The Fourth of July is a widely celebrated holiday nationwide. A substantial part of many Fourth of July celebrations both leading up to and during the holiday is the novelty and fun of fireworks. During this year’s holiday celebrations, the member doctors of the Wisconsin Optometric Association (WOA) urge all citizens to exercise caution and safety when using all types of fireworks.
Outside of injuries to the hands and fingers, eye injuries are among the most common injuries that result from the improper use of fireworks. According to the U.S. Consumer Product Safety Commission, an estimated 9,600 fireworks-related injuries were treated in 2011. In a study conducted by CPSC staff of fireworks injuries from June 17 through July 17, 2011, injuries to the eye were the second most common fireworks-related injuries as measured, accounting for nearly 1 in 5 cases. While fireworks-related injuries typically result in burns on other parts of the body, contusions, lacerations and lodged foreign bodies are common eye injuries.
Of concern in this study are results showing that children and young adults under 20 years of age accounted for more than 30 percent of all estimated injuries caused by fireworks, and more than 1 in 4 children under the age of 15 suffered fireworks-related injuries in this time period. Topping the list of injury causes were sparklers, a favorite among children and generally thought to be reasonably safe by many adults. The young, who tend to be especially attracted to the spectacle of using fireworks, are suffering the greatest negative impact as a result. In terms of gender, males are overwhelmingly impacted, comprising 68 percent of fireworks-related injury occurrences.
“As adults and parents, we must take the reins in promoting the safe use of fireworks to everyone within our circle of family and friends,” advises current WOA president and Milwaukee and Madison area optometrist Dr. Kellye Knueppel. “As an eye doctor, I have seen firsthand the devastating results of fireworks-related accidents to the eye.
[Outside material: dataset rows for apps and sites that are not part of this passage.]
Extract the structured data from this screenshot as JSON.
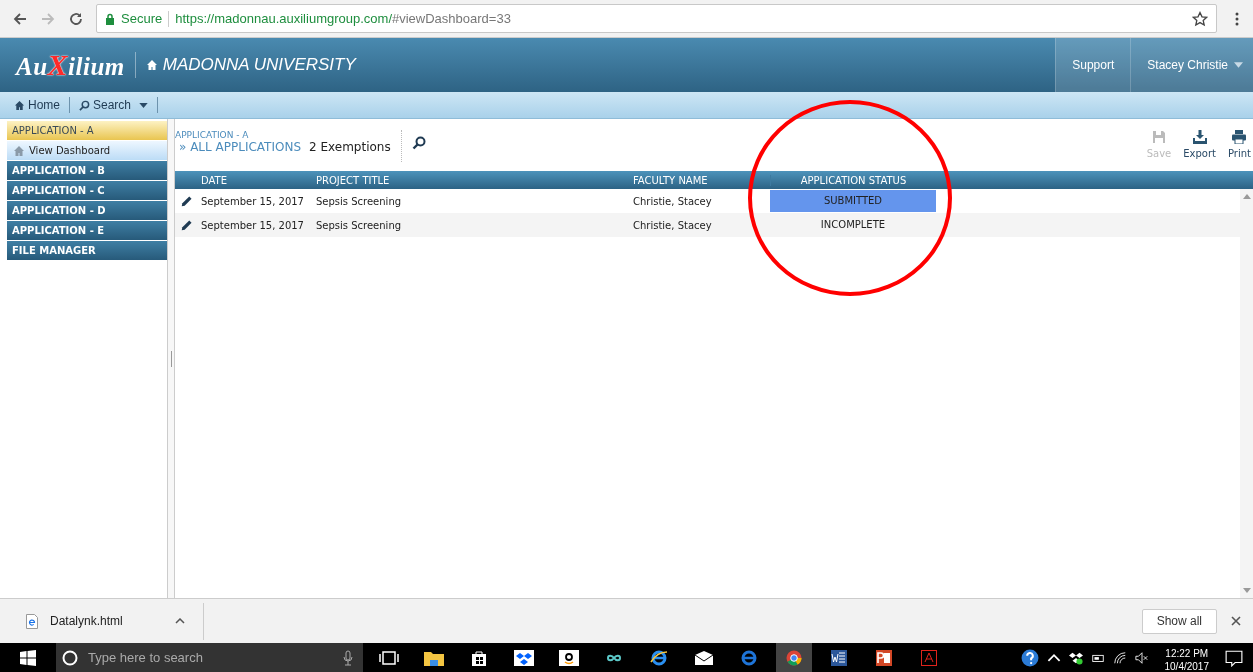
{
  "browser": {
    "secure_label": "Secure",
    "url_host": "https://madonnau.auxiliumgroup.com/",
    "url_path": "#viewDashboard=33"
  },
  "header": {
    "logo": [
      {
        "text": "Au",
        "accent": false
      },
      {
        "text": "X",
        "accent": true
      },
      {
        "text": "ilium",
        "accent": false
      }
    ],
    "institution": "MADONNA UNIVERSITY",
    "links": [
      "Support"
    ],
    "user": "Stacey Christie"
  },
  "nav": [
    {
      "label": "Home",
      "kind": "home"
    },
    {
      "label": "Search",
      "kind": "search"
    }
  ],
  "sidebar": {
    "items": [
      {
        "label": "APPLICATION - A",
        "selected": true,
        "children": [
          {
            "label": "View Dashboard",
            "selected": true
          }
        ]
      },
      {
        "label": "APPLICATION - B",
        "selected": false
      },
      {
        "label": "APPLICATION - C",
        "selected": false
      },
      {
        "label": "APPLICATION - D",
        "selected": false
      },
      {
        "label": "APPLICATION - E",
        "selected": false
      },
      {
        "label": "FILE MANAGER",
        "selected": false
      }
    ]
  },
  "breadcrumb": {
    "parent": "APPLICATION - A",
    "current": "» ALL APPLICATIONS",
    "count": "2 Exemptions"
  },
  "tools": [
    {
      "label": "Save",
      "kind": "save",
      "disabled": true
    },
    {
      "label": "Export",
      "kind": "export",
      "disabled": false
    },
    {
      "label": "Print",
      "kind": "print",
      "disabled": false
    }
  ],
  "table": {
    "columns": [
      "DATE",
      "PROJECT TITLE",
      "FACULTY NAME",
      "APPLICATION STATUS"
    ],
    "rows": [
      {
        "date": "September 15, 2017",
        "title": "Sepsis Screening",
        "faculty": "Christie, Stacey",
        "status": "SUBMITTED",
        "selected": true
      },
      {
        "date": "September 15, 2017",
        "title": "Sepsis Screening",
        "faculty": "Christie, Stacey",
        "status": "INCOMPLETE",
        "selected": false
      }
    ]
  },
  "downloads": {
    "file": "Datalynk.html",
    "show_all": "Show all"
  },
  "taskbar": {
    "search_placeholder": "Type here to search",
    "time": "12:22 PM",
    "date": "10/4/2017"
  }
}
Most of these injuries could have been avoided.”
The purchase and use without a permit of some consumer fireworks is legal in Wisconsin. However, the WOA reminds all citizens that no private use of fireworks is completely without risk, and therefore urges citizens to attend fireworks displays conducted by professionals. Those who choose to use fireworks this Fourth of July should follow common sense safety guidelines. Provide adult supervision to older children at all times; instruct children to leave the area immediately if their friends are using fireworks without adult supervision; do not allow young children to play with or ignite fireworks; never shoot off fireworks in metal or glass containers, as these materials can explode and release shrapnel; never try to re-light or pick up fireworks that have not ignited fully; and always keep a bucket of water on hand in case of a malfunction or fire.
If an accident does occur, minimize damage to the eye and help potentially save a person’s sight by following these guidelines:
• Seek medical attention immediately, even for seemingly mild injuries. “Mildly” damaged areas can worsen and end in serious vision loss or even blindness.
• Shield the eye from pressure. Tape or secure the bottom of a foam cup, milk carton or similar shield against the brow, cheek and bridge of the nose.
• Do not rub the eye or apply pressure. If any eye tissue is torn, rubbing might cause more serious damage.
• Do not attempt to rinse out the eye. This can be even more damaging than rubbing.
• Do not give aspirin/ibuprofen (or other non-steroidal anti-inflammatory drugs) to try to reduce the pain. These medications thin the blood and might increase bleeding.
• Do not apply ointment or any medication without consulting a licensed eye doctor.